Selected PublicationsView all on Pubmed
Teo WW, Merino VF, Cho S, Korangath P, Liang X, Wu RC, Neumann NM, Ewald AJ,Sukumar S. HOXA5 determines cell fate transition and impedes tumor initiation and progression in breast cancer through regulation of E-cadherin and CD24. Oncogene.2016 May 9. doi: 10.1038/onc.2016.95. PubMed PMID:27157614.
Jin K, Park S, Teo WW, Korangath P, Cho SS, Yoshida T, Győrffy B, Goswami CP, Nakshatri H, Cruz LA, Zhou W, Ji H, Su Y, Ekram M, Wu Z, Zhu T, Polyak K, Sukumar S. HOXB7 Is an ERα Cofactor in the Activation of HER2 and Multiple ER Target Genes Leading to Endocrine Resistance. Cancer Discov. 2015 Sep;5(9):944-59. doi: 10.1158/2159-8290.CD-15-0090. Epub 2015 Jul 15. PubMed PMID: 26180042; PubMed Central PMCID: PMC4560624.
Fackler MJ, Lopez Bujanda Z, Umbricht C, Teo WW, Cho S, Zhang Z, Visvanathan K, Jeter S, Argani P, Wang C, Lyman JP, de Brot M, Ingle JN, Boughey J, McGuire K, King TA, Carey LA, Cope L, Wolff AC, Sukumar S. Novel methylated biomarkers and a robust assay to detect circulating tumor DNA in metastatic breast cancer. Cancer Res. 2014 Apr 15;74(8):2160-70. doi: 10.1158/0008-5472.CAN-13-3392. Erratum in: Cancer Res. 2014 Jun 1;74(11):3196. PubMed PMID: 24737128; PubMed Central PMCID: PMC4327879.

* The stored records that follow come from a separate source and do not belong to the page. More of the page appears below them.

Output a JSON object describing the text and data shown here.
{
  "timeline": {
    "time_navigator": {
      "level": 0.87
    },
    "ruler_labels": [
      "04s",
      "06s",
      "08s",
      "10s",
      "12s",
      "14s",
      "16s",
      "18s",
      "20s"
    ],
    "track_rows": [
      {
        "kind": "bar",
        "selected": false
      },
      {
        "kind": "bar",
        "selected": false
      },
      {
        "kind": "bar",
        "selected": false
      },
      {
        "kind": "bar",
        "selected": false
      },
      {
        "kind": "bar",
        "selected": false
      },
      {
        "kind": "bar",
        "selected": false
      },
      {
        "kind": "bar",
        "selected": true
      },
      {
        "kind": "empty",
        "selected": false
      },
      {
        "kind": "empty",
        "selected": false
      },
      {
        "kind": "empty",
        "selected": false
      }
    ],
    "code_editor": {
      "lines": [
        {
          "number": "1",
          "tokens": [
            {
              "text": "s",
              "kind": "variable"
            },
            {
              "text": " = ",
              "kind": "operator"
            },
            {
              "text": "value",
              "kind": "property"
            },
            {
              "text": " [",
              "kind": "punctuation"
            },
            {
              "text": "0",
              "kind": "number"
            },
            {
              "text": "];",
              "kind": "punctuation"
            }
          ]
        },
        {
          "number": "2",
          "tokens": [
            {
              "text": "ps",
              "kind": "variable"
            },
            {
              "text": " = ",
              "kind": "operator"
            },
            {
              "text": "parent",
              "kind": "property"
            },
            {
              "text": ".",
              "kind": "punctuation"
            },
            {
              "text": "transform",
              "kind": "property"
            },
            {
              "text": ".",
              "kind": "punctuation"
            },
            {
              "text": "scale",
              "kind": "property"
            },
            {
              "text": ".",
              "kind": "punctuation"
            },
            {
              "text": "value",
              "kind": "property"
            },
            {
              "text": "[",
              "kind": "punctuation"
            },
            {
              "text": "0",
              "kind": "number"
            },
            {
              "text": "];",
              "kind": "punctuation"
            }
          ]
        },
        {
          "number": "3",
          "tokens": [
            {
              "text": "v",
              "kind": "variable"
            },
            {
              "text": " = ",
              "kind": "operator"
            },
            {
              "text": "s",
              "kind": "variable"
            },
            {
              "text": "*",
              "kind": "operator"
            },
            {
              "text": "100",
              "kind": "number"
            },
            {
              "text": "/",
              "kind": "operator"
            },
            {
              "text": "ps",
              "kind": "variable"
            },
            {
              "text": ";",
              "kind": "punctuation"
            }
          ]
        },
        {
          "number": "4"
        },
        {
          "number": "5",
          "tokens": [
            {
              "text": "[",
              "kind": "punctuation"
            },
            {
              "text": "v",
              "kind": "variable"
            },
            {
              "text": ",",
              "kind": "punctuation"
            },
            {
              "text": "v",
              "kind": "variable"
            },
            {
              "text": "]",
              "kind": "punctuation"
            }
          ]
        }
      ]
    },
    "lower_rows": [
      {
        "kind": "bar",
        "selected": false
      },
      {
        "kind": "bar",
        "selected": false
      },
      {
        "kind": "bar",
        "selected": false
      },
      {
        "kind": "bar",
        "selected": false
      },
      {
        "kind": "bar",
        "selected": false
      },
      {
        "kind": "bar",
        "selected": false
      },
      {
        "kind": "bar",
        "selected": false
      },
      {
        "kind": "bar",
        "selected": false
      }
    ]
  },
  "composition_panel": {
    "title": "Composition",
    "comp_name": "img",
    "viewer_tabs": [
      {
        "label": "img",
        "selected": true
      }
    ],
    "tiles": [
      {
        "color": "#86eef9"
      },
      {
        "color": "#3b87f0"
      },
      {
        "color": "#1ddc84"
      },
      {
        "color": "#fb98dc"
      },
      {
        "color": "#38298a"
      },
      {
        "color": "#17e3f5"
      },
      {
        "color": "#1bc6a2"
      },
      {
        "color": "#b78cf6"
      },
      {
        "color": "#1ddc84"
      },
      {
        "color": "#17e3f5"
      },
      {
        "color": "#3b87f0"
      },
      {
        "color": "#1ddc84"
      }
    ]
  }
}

Stearns V, Mori T, Jacobs LK, Khouri NF, Gabrielson E, Yoshida T, Kominsky SL, Huso DL, Jeter S, Powers P, Tarpinian K, Brown RJ, Lange JR, Rudek MA, Zhang Z, Tsangaris TN, Sukumar S. Preclinical and clinical evaluation of intraductally administered agents in early breast cancer. Sci Transl Med. 2011 Oct 26;3(106):106ra108. doi: 10.1126/scitranslmed.3002368. PubMed PMID: 22030751;PubMed Central PMCID: PMC3616888.
Jin K, Kong X, Shah T, Penet MF, Wildes F, Sgroi DC, Ma XJ, Huang Y, Kallioniemi A, Landberg G, Bieche I, Wu X, Lobie PE, Davidson NE, Bhujwalla ZM,Zhu T, Sukumar S. The HOXB7 protein renders breast cancer cells resistant to tamoxifen through activation of the EGFR pathway. Proc Natl Acad Sci U S A. 2012 Feb 21;109(8):2736-41. doi: 10.1073/pnas.1018859108. Epub 2011 Jun 20. PubMed PMID: 21690342; PubMed Central PMCID: PMC3286915.